A very important and valuable collection of Turkish (and not only Turkish) arms is housed in the Topkapi Sarayi Müzesi in an old building, probably constructed in times of Sultan Mehmed II, called Ichazine (The Inner Treasure) with eight domes resting on three large central pillars (here originally was stored the money nened-ed for use in the Hall of the Divan, including that paid out to the janissaries). The hall is decorated with a superb set of horsetail standards, there is also a large collection of swords, sabres, bows, lances, battle-axes, maces, kalkan-shields, hetmets and armours. Some pieces are connected with sultans and high commanders, but in general it is not fully classified. Still in two other places of Topkapi there are pieces of excellent arms. In the main Treasury (Hazine) the attention is turned by some personal armament of sultans, among others a lavishly decorated full mail armour attributed to Mustapha III (1757-1773), and the famous dagger encrusted with big esmerald, once a gift for Nadir Shah of Iran, after his death returned to Istanbul. In the very heart of the Topkapi, in the Hall of the Holy Mantle of Mahomet (Hirka-i Saadet) there is a splendid set of several swords attributed to the Prophet himself and the first caliphs, and above all there is the Holy Banner (Sanjak-i Sherif), the most venerated military relic which led Ottoman warriors to many victories. This portion of the collection, especially swords, were studied by A. R. Zaky, but in fact everything here deserves a more profound research. The special exhibition of 1983, mentioned above, The Anatolian Civilizations was a true stimulation to this. The most important part of the show was arranged in the old imperial stables, where masterpieces of Seljuk and Ottoman Art from various Turkish museums were put together. There were also some exquisite items of arms and armour: gilded zischägges, ornamented wicker shields — kalkans, and above all magnificent swords and sabres of Mehmed the Conqueror and a yatagan of incredible beauty of Suleyman the Law Giver.

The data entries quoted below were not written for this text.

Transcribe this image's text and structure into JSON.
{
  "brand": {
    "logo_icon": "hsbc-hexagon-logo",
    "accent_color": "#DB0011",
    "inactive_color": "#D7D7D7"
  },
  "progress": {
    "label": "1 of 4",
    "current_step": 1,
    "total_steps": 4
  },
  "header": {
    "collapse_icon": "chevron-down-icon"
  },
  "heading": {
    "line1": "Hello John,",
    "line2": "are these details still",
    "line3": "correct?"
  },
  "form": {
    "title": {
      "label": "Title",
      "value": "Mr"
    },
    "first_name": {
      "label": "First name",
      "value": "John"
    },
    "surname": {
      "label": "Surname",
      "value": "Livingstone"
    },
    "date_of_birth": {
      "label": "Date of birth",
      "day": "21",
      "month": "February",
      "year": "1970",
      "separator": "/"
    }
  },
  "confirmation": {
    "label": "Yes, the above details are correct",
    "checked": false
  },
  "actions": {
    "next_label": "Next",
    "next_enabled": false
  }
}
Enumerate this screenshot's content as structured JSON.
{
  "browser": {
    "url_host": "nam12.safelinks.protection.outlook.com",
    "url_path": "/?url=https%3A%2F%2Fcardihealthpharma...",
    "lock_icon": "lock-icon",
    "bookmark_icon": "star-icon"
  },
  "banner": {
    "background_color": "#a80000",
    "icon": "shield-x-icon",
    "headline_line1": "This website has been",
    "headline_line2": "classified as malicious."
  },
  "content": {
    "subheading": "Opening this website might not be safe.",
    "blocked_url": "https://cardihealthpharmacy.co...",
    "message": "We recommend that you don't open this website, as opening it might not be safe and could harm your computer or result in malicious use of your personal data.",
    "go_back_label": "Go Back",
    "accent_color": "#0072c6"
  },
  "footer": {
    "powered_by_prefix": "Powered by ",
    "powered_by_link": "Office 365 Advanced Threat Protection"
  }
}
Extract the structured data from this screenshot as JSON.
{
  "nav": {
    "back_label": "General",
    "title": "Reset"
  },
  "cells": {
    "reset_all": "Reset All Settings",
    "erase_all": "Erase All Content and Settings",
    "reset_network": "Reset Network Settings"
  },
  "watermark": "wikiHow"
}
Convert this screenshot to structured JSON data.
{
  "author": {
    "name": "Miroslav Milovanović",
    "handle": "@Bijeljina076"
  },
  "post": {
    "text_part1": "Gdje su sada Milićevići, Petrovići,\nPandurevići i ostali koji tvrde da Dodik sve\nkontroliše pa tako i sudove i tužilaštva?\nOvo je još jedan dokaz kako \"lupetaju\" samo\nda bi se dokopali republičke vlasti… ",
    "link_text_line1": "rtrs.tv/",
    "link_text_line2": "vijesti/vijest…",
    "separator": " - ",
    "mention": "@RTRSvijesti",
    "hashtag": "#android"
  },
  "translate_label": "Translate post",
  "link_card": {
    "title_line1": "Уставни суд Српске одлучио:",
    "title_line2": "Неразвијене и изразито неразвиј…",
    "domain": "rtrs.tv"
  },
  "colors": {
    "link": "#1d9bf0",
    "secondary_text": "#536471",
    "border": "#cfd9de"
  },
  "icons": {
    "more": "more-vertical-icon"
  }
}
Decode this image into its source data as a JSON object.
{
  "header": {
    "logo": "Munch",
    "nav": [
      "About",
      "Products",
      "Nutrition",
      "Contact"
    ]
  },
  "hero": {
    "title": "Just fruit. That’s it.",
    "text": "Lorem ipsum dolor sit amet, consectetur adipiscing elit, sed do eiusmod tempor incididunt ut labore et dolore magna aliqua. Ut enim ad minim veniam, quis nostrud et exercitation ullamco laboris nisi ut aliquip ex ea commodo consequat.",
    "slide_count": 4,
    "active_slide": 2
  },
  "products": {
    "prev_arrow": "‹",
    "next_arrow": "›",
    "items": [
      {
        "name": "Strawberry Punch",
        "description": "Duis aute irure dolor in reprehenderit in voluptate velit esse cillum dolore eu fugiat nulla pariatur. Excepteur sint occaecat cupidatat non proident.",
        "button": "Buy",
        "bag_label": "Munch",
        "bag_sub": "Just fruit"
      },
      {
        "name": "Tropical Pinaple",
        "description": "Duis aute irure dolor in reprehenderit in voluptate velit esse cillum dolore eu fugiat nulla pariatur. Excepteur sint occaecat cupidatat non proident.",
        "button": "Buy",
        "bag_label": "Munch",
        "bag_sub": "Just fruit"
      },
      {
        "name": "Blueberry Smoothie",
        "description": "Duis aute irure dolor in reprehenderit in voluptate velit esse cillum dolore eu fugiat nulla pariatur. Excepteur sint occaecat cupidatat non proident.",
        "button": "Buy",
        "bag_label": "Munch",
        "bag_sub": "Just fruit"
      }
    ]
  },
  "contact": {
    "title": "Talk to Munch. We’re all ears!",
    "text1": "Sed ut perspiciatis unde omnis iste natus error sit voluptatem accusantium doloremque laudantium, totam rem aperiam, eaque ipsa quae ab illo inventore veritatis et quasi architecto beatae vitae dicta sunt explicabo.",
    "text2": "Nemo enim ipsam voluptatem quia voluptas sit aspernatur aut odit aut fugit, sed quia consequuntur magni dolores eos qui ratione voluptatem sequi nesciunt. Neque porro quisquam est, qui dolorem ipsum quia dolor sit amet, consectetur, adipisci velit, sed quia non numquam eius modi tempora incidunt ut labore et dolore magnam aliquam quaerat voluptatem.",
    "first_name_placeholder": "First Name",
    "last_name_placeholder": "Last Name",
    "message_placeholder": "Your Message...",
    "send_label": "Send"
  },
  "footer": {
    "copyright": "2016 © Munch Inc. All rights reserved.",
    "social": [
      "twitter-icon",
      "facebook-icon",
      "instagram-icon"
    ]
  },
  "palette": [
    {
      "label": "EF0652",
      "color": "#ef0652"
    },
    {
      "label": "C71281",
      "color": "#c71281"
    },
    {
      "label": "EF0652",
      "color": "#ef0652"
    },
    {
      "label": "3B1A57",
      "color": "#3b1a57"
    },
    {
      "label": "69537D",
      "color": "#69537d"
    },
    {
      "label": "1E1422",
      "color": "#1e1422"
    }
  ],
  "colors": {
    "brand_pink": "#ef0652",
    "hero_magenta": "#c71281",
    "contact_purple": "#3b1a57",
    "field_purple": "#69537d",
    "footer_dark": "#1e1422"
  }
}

It is quite obvious that the survey of Turkish militaria made in 1983 is pretty promising and encouraging for future studies.